All these things that are out of that binary system of ADHD, of all or nothing, I am this or that. It should be here or there versus Wait a sec, can I weigh on this? Can I consider, can I reflect and I look at what’s happened and am I now? How am I changing, how do I need to change? To address this challenge or this opportunity, and this goes back to this self-awareness thing and this self-knowledge of learning about yourself and what matters to you. And all of you have your own unique makeup of what makes you uniquely you.[00:21:52] Ash: Cam? I actually wanna share something that happened in the Purpose class that was so cool and has become a recurring metaphor that we come back to as a class. One of the class members shared that her favorite essay that she had ever written – and she’s an academic, so she’s done a lot of academic writing – but her favorite essay that she’s ever written was one where the professor said, you already have an A. Everybody gets an A. So just take this topic and do what you will with it. And she was talking about the freedom that already having an A gave her. And the context it came up in our class is around shoulds, and how we can get hung up on what we ought to be doing or what we’re not doing correctly.
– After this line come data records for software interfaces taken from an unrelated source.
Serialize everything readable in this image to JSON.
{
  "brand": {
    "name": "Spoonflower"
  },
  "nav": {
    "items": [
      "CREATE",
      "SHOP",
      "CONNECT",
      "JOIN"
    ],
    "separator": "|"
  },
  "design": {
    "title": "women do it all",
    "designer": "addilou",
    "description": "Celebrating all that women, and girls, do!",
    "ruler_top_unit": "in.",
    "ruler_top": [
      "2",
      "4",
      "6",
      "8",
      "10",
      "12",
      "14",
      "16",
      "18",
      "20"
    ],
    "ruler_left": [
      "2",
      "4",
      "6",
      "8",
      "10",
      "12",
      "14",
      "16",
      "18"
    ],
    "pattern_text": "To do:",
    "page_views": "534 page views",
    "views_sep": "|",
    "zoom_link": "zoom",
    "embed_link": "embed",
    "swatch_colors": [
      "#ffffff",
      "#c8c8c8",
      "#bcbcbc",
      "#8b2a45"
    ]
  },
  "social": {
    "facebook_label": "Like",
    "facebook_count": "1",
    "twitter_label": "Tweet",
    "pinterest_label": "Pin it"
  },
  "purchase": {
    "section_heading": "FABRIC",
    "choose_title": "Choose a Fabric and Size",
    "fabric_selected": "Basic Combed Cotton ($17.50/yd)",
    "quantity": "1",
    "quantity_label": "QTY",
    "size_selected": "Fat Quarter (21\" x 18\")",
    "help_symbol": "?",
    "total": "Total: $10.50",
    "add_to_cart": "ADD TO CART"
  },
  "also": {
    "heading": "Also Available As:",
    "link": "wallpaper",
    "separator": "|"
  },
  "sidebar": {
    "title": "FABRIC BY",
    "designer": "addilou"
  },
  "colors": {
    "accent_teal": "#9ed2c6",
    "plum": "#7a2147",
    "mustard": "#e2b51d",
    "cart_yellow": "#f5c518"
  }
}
So if that’s where you’re at, maybe try asking yourself, what if I already have an A. Then what would I do? Then what might I explore? Then what might I be moving toward? So listeners, I invite you to take that metaphor and play with it. What if I already had an A here? Then what does that free up?[00:23:06] Cam: We’ve talked a lot about acceptance, accepting where we are, and permission. [00:23:13] Ash: I love that, and I think that’s a great place for us to wrap before the last thread of my voice runs out for today, Cam. Listeners, thanks for bearing with me today. Apologies for the rough voice. We did wanna bring you an episode this week, and we pushed back as far as we possibly could. So until next week, hopefully with a renewed voice, I am Ash. [00:23:35] Cam: And I’m Cam. [00:23:36] Ash: And this was the Translating ADHD podcast. Thank you for listening.